The construction of the depot brought a great deal of economic growth to the city by way of new hotels, restaurants, warehouses and rooming houses. Ten major hotels catered to railroad passengers, including the Alberta, the Carlyle, the Raymond, the Bristol, the Greentree, the Krahmer, the Chicago, the Phoenix, the Knox and the Gale, seven of which were on San Francisco Street.
The Union Depot also helped establish trade between the United States and Mexico since it was the first international train station in the United States. By 1929, three well-known banks had located to the vicinity. More than 30 trains arrived and departed daily, with the depot serving thousands of travelers.
In 1940, the Women’s Department of the Chamber of Commerce began a campaign to remodel the exterior of the depot to give it a more Southwestern look, hiring contractor R. E. McKee. Many pioneer El Pasoans opposed the remodeling, feeling that the building should remain as original as possible.
In the end, the great steeple and the canopy over the entrance on the train side were removed, and a small clock tower installed. The red brick was covered with stucco and cream-colored paint, and the iron fence was replaced with an adobe wall.
The depot welcomed dignitaries and presidents, celebrities and artists for many years, even Elvis Presley, the King of Rock and Roll, in 1958. But since the end of World War II, railroads around the nation had been losing passengers.
Travelers began depending on automobiles and airplanes. Union Depot was seeing fewer and fewer trains and passengers pass its way. According to an article by Addie Jo Sharp in Password, the journal for the El Paso Historical Society, “the pigeons were more numerous than the passengers.”
In 1969, the Greyhound Company leased a space for its facilities while its own building was being completed. In 1971, the Union Depot was listed on the National Register of Historic Places.
By the early 1970s, traffic had declined drastically, and so had the upkeep of the building. The El Paso Union Passenger Depot ceased operations on Feb. 18, 1974. Even though Amtrak was still operating under lease to the owners of the depot, the building went up for sale in 1975.
Eventually, the city of El Paso came to an agreement with the current owners to purchase the depot for $925,000. The city needed a large area to service its local transit system, Sun Metro. The old depot would once again become useful.
In 1982, with the help of Garland and Hilles, Architects, and R. D. Lowman, General Contractor, renovations began on the depot to restore it to its former glory. The light paint was removed to reveal the original red brick, and marble was even imported from Italy to adorn the columns just as before.

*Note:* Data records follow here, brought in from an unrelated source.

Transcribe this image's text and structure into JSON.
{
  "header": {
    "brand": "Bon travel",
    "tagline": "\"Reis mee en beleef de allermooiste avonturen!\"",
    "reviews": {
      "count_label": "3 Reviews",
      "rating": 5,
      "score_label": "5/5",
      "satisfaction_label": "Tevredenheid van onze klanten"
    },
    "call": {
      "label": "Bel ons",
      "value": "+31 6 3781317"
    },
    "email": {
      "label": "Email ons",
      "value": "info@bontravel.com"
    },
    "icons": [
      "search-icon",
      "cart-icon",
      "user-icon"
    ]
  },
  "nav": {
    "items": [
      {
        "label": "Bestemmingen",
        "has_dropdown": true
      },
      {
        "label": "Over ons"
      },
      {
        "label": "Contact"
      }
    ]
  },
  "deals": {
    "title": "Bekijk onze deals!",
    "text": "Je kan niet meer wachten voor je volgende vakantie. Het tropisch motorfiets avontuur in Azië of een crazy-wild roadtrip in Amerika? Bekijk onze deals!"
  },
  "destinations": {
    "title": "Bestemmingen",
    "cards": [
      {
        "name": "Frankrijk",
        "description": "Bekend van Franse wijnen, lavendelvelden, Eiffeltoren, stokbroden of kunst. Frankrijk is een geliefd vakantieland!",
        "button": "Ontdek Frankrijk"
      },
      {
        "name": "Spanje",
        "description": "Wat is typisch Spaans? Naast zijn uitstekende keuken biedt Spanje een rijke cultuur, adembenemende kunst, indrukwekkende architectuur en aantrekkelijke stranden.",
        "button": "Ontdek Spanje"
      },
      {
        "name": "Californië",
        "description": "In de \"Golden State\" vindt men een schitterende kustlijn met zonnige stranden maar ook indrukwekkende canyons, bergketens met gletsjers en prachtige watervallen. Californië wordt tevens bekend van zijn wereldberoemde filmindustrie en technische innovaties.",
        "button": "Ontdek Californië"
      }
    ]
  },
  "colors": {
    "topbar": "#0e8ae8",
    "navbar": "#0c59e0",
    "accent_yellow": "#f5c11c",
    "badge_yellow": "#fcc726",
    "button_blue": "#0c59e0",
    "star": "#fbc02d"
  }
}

The steeple was reconstructed and returned to its rightful place. Today, Sun Metro leases space to Amtrak which provides passengers with three destinations: Los Angeles, San Antonio and New Orleans. Community groups occasionally rent space for concerts, art and craft fairs and other events. Union Depot is open to visitors during Amtrak hours.
As the 100th anniversary of Union Depot approaches, this impressive train station proudly stands over a lively city, just to the south of the freeway that helped bring about its demise. It is an impressive part of El Paso’s past, well worth an effort by interested parties to once again make it an active component of downtown.